** Opening DATA block **
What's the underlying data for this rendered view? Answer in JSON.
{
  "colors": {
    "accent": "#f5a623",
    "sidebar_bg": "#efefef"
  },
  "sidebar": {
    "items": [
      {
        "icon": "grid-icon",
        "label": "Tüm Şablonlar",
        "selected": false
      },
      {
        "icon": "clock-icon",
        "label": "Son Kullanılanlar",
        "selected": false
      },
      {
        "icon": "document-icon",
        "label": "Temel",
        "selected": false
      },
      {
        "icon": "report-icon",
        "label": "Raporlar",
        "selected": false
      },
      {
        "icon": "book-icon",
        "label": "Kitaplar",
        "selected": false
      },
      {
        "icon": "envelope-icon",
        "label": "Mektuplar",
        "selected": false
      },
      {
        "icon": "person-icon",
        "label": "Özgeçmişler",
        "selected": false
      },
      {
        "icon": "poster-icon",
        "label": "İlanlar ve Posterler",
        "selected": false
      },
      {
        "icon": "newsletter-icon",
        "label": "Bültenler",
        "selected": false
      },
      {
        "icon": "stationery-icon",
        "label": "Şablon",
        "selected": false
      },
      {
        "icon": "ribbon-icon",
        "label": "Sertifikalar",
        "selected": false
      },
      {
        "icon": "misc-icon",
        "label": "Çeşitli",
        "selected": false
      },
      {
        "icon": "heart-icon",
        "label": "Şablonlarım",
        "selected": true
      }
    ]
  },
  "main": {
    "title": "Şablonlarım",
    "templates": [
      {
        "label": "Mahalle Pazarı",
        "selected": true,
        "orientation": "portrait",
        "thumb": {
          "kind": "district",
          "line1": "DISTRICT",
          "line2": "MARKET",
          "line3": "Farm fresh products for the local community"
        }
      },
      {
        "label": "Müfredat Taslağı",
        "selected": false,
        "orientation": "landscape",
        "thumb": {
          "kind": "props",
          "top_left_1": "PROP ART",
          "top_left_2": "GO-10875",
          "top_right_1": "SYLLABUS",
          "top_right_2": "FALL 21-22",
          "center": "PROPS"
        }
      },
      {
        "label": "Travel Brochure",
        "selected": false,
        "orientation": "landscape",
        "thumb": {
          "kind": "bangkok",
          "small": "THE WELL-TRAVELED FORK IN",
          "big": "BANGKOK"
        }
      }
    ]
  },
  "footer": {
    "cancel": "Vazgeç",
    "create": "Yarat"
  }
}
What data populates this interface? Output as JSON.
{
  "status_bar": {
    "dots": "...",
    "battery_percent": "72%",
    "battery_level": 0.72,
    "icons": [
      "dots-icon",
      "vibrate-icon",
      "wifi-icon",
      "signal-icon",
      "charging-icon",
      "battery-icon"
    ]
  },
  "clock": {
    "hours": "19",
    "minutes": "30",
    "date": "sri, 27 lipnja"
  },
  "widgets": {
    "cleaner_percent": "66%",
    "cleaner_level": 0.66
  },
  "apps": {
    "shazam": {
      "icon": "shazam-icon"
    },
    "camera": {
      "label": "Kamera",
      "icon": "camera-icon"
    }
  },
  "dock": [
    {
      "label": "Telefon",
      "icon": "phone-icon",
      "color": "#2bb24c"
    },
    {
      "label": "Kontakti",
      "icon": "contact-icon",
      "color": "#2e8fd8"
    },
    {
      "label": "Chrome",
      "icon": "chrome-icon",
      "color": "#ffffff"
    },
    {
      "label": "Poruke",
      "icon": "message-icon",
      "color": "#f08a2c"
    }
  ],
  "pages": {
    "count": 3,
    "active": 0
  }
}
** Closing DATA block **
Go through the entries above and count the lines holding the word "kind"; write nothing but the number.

3